Objectives: We compared the utility of four cooling interventions for reducing heat strain during simulated tennis match-play in an environment representative of the peak conditions possible at the Australian Open (45°C, <10% RH, 475W/m2 solar radiation).
Design: Nine trained males undertook four trials in a climate chamber, each time completing 4 sets of simulated match-play.
Methods: During ITF-mandated breaks (90-s between odd-numbered games; 120-s between sets), either iced towels (ICE), an electric fan (FANdry), a fan with moisture applied to the skin (FANwet), or ad libitum 10°C water ingestion only (CON) was administered. Rectal temperature (Tre), mean skin temperature (Tsk), heart rate (HR), thermal sensation (TS), perceived exertion (RPE) and whole body sweating (WBSR) were measured.

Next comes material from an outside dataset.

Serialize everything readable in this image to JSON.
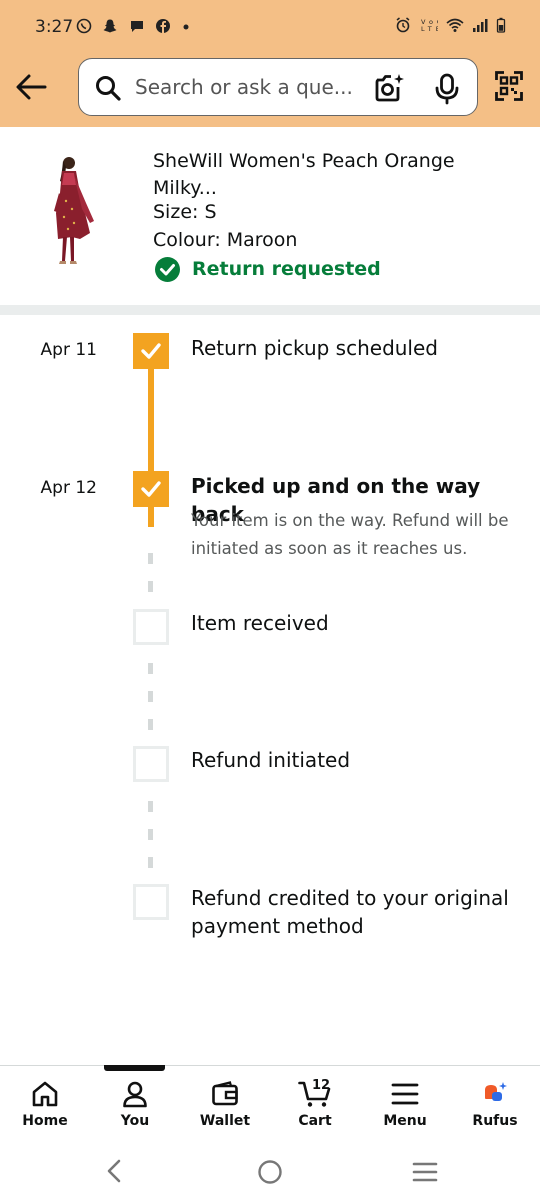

Results: After set 3, Tre was lower in ICE (38.2±0.3°C) compared to FANdry (38.7±0.5°C; p=0.02) and CON (38.5±0.5°C; p=0.05), while Tre in FANwet (38.2±0.3°C) was lower than FANdry (p=0.05). End-exercise Tre was lower in ICE (38.1±0.3°C) and FANwet (38.2±0.4°C) than FANdry (38.9±0.7°C; p<0.04) and CON (38.8±0.5°C; p<0.04).Tsk for ICE (35.3±0.8°C) was lower than all conditions, and Tsk for FANwet (36.6±1.1°C) was lower than FANdry (38.1±1.3°C; p<0.05). TS for ICE and FANwet were lower than CON and FANdry (p<0.05). HR was suppressed in ICE and FANwet relative to CON and FANdry (p<0.05). WBSR was greater in FANdry compared to FANwet (p<0.01) and ICE (p<0.001).
Conclusions: Fan use must be used with skin wetting to be effective in hot/dry conditions. This strategy and the currently recommended ICE intervention both reduced Tre by ∼0.5-0.6°C and Tsk by ∼1.0-1.5°C while mitigating rises in HR and TS.
Keywords: Core temperature; Heat balance; Heat exchange; Sweating.
Copyright © 2017 Sports Medicine Australia. Published by Elsevier Ltd. All rights reserved.